What happened

Shares of giant U.S. utility NextEra (NYSE:NEE) fell 4% in April according to data from S&P Global Market Intelligence. That's somewhat surprising given that the average utility, using Vanguard Utilities ETF as a proxy, was up 3%. The S&P 500 index, meanwhile, advanced an even more impressive 13%. Don't get too crazy trying to figure this one out; it's pretty simple.

So what

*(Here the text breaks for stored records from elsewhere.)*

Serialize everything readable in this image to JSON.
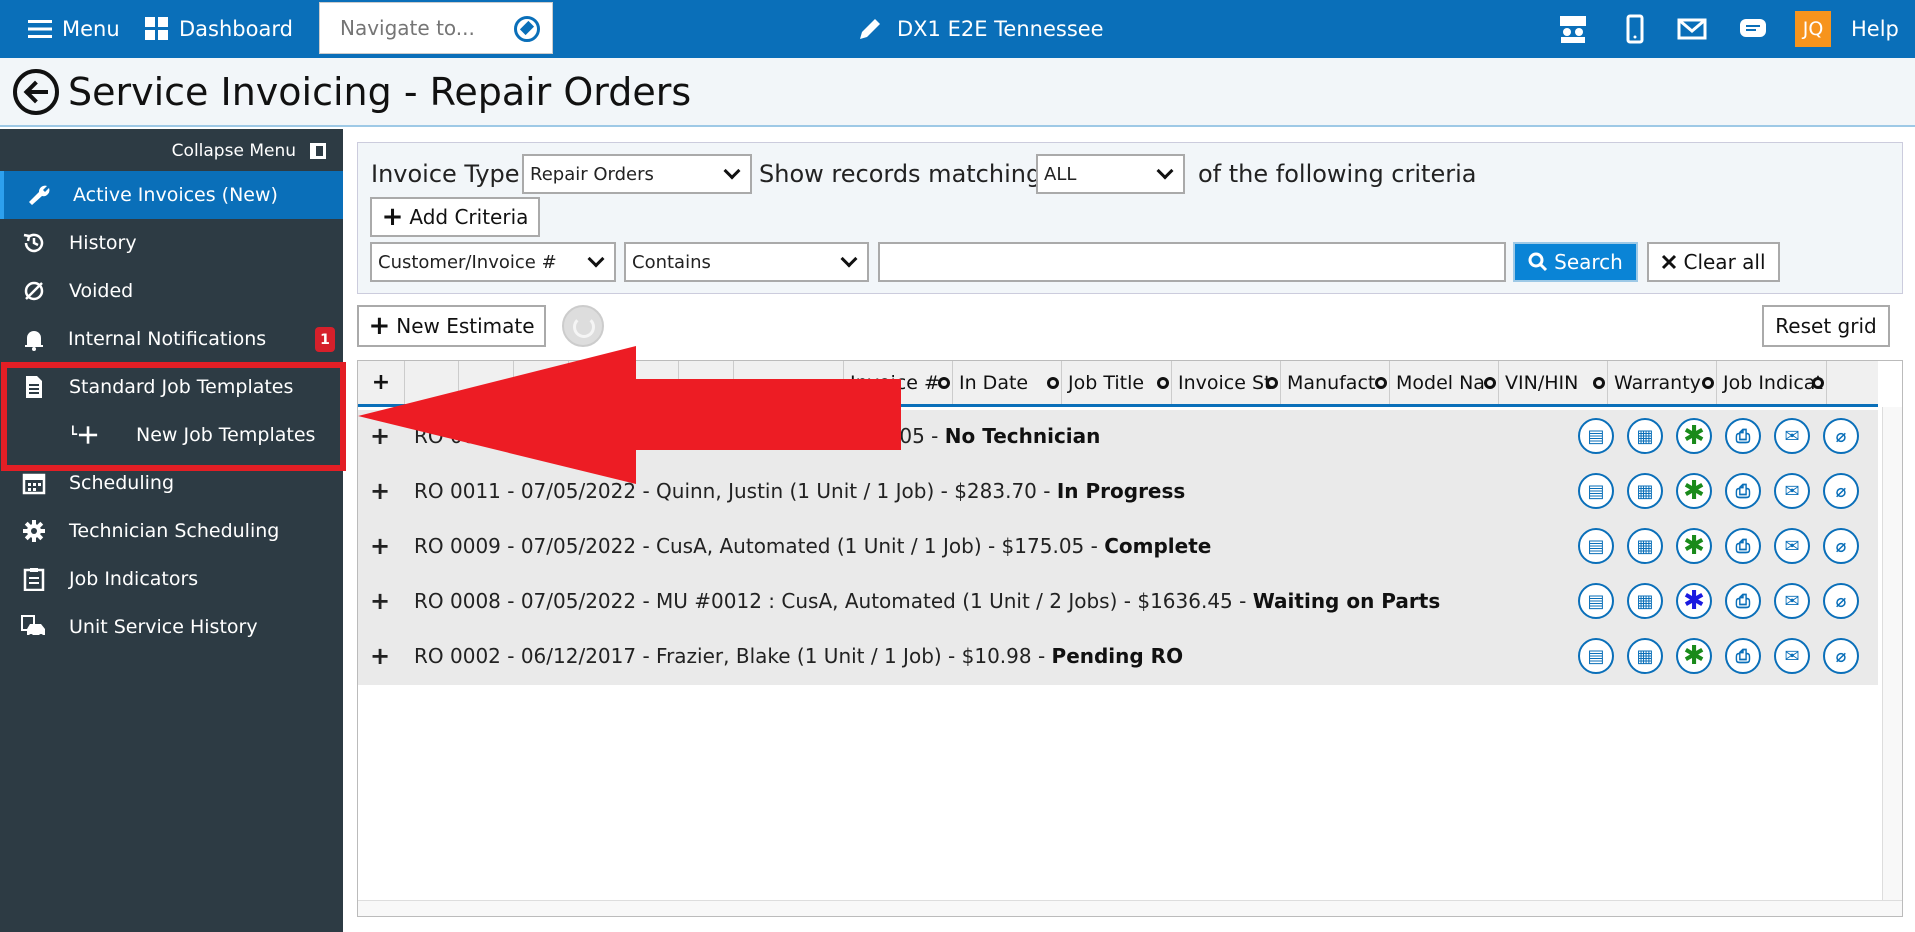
{
  "topbar": {
    "menu_label": "Menu",
    "dashboard_label": "Dashboard",
    "navigate_placeholder": "Navigate to...",
    "company_name": "DX1 E2E Tennessee",
    "user_initials": "JQ",
    "help_label": "Help"
  },
  "page": {
    "title": "Service Invoicing - Repair Orders"
  },
  "sidebar": {
    "collapse_label": "Collapse Menu",
    "items": [
      {
        "label": "Active Invoices (New)",
        "icon": "wrench-icon"
      },
      {
        "label": "History",
        "icon": "history-icon"
      },
      {
        "label": "Voided",
        "icon": "void-icon"
      },
      {
        "label": "Internal Notifications",
        "icon": "bell-icon",
        "badge": "1"
      },
      {
        "label": "Standard Job Templates",
        "icon": "document-icon"
      },
      {
        "label": "New Job Templates",
        "icon": "plus-icon"
      },
      {
        "label": "Scheduling",
        "icon": "calendar-icon"
      },
      {
        "label": "Technician Scheduling",
        "icon": "gear-icon"
      },
      {
        "label": "Job Indicators",
        "icon": "clipboard-icon"
      },
      {
        "label": "Unit Service History",
        "icon": "car-icon"
      }
    ]
  },
  "filter": {
    "invoice_type_label": "Invoice Type",
    "invoice_type_value": "Repair Orders",
    "show_records_label": "Show records matching",
    "match_value": "ALL",
    "criteria_label": "of the following criteria",
    "add_criteria_label": "Add Criteria",
    "field_value": "Customer/Invoice #",
    "operator_value": "Contains",
    "search_value": "",
    "search_label": "Search",
    "clear_label": "Clear all"
  },
  "toolbar": {
    "new_estimate_label": "New Estimate",
    "reset_grid_label": "Reset grid"
  },
  "grid": {
    "columns": [
      "+",
      "",
      "",
      "",
      "",
      "",
      "",
      "",
      "Invoice #",
      "In Date",
      "Job Title",
      "Invoice St",
      "Manufact",
      "Model Na",
      "VIN/HIN",
      "Warranty",
      "Job Indicat"
    ],
    "rows": [
      {
        "prefix": "RO 00",
        "rest": "ob)  -  $218.05  -  ",
        "status": "No Technician",
        "warranty_color": "green"
      },
      {
        "prefix": "RO 0011  -  07/05/2022  -  Quinn, Justin (1 Unit / 1 Job)  -  $283.70  -  ",
        "rest": "",
        "status": "In Progress",
        "warranty_color": "green"
      },
      {
        "prefix": "RO 0009  -  07/05/2022  -  CusA, Automated (1 Unit / 1 Job)  -  $175.05  -  ",
        "rest": "",
        "status": "Complete",
        "warranty_color": "green"
      },
      {
        "prefix": "RO 0008  -  07/05/2022  -  MU #0012 : CusA, Automated (1 Unit / 2 Jobs)  -  $1636.45  -  ",
        "rest": "",
        "status": "Waiting on Parts",
        "warranty_color": "blue"
      },
      {
        "prefix": "RO 0002  -  06/12/2017  -  Frazier, Blake (1 Unit / 1 Job)  -  $10.98  -  ",
        "rest": "",
        "status": "Pending RO",
        "warranty_color": "green"
      }
    ]
  },
  "colors": {
    "brand_blue": "#0a6fb9",
    "sidebar_bg": "#2d3b44",
    "highlight_red": "#e31e25",
    "badge_red": "#d6202b",
    "user_orange": "#f7941d"
  }
}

NextEra operates two main businesses: regulated utilities in Florida and a large renewable power operation. Florida is a pretty good market in that its population is expanding. That means more customers and, with the utility on good terms with its regulators, a growing top line. The renewable power business, meanwhile, is one of the largest such operations in the world and sells power under long-term contracts to others. It's in a sweet spot today, as clean power is in high demand. NextEra also benefits from modest leverage and a low dividend payout ratio. Overall, it has been able to increase its dividend at a more rapid clip than most of its peers in a market sector that is specifically looked to for dividends. 

A worker standing in front of electrical power equipment

Image source: Getty Images

These facts have not been lost on investors, who have long afforded NextEra a premium price. In fact, in the first four months of 2020, NextEra was still down 4.5%, but that's better than the 10% drop in the S&P 500 and the 12% decline for the average utility. The numbers are even more dramatic if you look back 12 months. Over that span NextEra is up 21%, the S&P is up just 2%, and the average utility is down 2%. The fact that NextEra lagged a little while the broader market and its peers rebounded from a tough March shouldn't be too shocking. Note that NextEra's stock fell roughly 5% in March while the S&P was down 13% and the average utility was off by 11% as investors fretted about the impact of COVID-19.  

Now what

The story at NextEra is the same as it has been for a very long time. It is a well-run utility that is growing at a rapid clip relative to its peers. Moreover, it has a long history of rewarding investors with impressive dividend increases. April's stock price performance doesn't change that and, when looked at over a longer period of time, is just a drop in the bucket. Frankly, lagging a bit makes sense given the stock's strong relative performance in March. Investors shouldn't worry too much about April's disappointing showing. 

This article represents the opinion of the writer, who may disagree with the “official” recommendation position of a Motley Fool premium advisory service. We’re motley! Questioning an investing thesis -- even one of our own -- helps us all think critically about investing and make decisions that help us become smarter, happier, and richer.